Although the adult film industry would have people believe that a real man can spend hours having intimacy without coming, the truth is that such men are definitely exceptions rather than the rule. (And, of course, when a man is actually engaged in intimacy, there isn’t always the option of stopping for a little while to let the urge to release lessen.) Still, men take it as a source of pride when they can "last long" while in bed - and consequently often feel ashamed when they "shoot quickly," that is experience early on emission. Even men who practice exceptional male organ care may have an issue with early on emission - and so it is a subject of concern to many. |
But just how common is early on emission? There have been quite a few studies on the subject. Not surprisingly, the answers vary.
For example, a 2006 study referenced that worldwide 30% of men experienced early on emission. However, a study from a year earlier quoted a figure of 21%. A 2015 study looking at only Italian men found prevalence of 18.5%.

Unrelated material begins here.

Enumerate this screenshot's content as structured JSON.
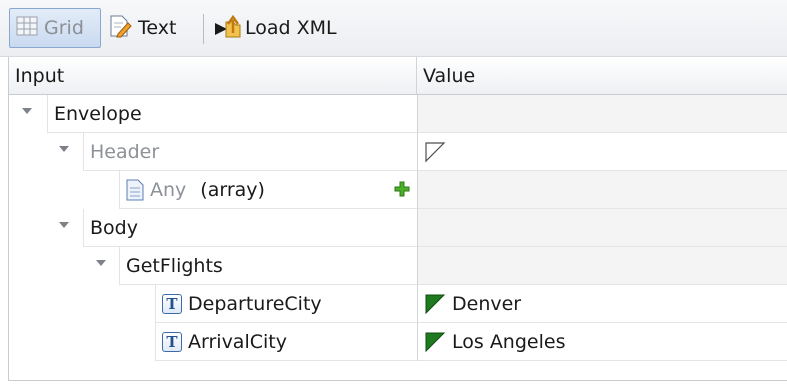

Clearly, there is some disagreement about how many men experience early on emission. But this problem is compounded by the fact that opinions vary on how to define early on emission. Most men just assume it to mean coming too early, but what is too early to one man (or woman) may be different than what is too early to another man (or woman).
In recent years, there have been attempts to come up with a "universal" definition of early on emission. While this effort is ongoing, more doctors and researchers seem to be basically defining early on emission as the tendency to typically come within one minute of penetration.
There are other factors which can cause problems with studies, however. One of the biggest is that most studies are based on self-reported information. In other words, it is unlikely that a scientist can set up a study in which a man is actually observed engaging in coupling so that he can independently measure the time that passes from first penetrating to emission. Instead, studies rely on men to report whether they experience early on emission or not. Some may not offer a time-based definition, and so a man who considers coming after five minutes may classify himself as early on. And even if time-based definitions are provided, a man may not accurately assess his performance and may over- or under-estimate how long he typically "holds out" before releasing.
There’s also the issue of frequency. A man should pretty clearly classify himself as early on if he comes in one minute or less almost all the time. But what if it’s three-quarters of the time? Or half the time?
It’s also not at all unusual for a young and/or inexperienced male to come very quickly when having relations. It’s the rare man who, his first time in the game doesn’t come very soon after penetration. With experience often comes skill and the ability to delay emission. But some men, especially some with low self-confidence, may define themselves as early on based on their early experiences, even though they have since learned how to delay emission to a respectable degree.
The scientific world is still struggling with coming up with a definition that allows it to more accurately measure this issue; at the moment, it’s probably best to assume that somewhere around 20-25% of men experience some form of early on emission issues. But that percentage could change as more information is uncovered.
Male organ health does not correlate with early on emission, but men who practice good personal care tend to feel better about presenting their manhood to a partner. Guys should regularly use a top notch male organ health crème (health professionals recommend Man 1 Man Oil, which is clinically proven mild and safe for skin) that contains the amino acid L-arginine. This ingredient helps create situations where blood vessels are more accessible to increased blood flow. The crème should also include vitamin A, the anti-bacterial properties of which help fight unwanted and demeaning odor.
Visit www.menshealthfirst.com for more information about treating common male organ health problems, including soreness, redness and loss of male organ sensation. John Dugan is a professional writer who specializes in men's health issues and is an ongoing contributing writer to numerous online web sites.
Related Articles -
early on emission, reproductive problems, male organ health crème,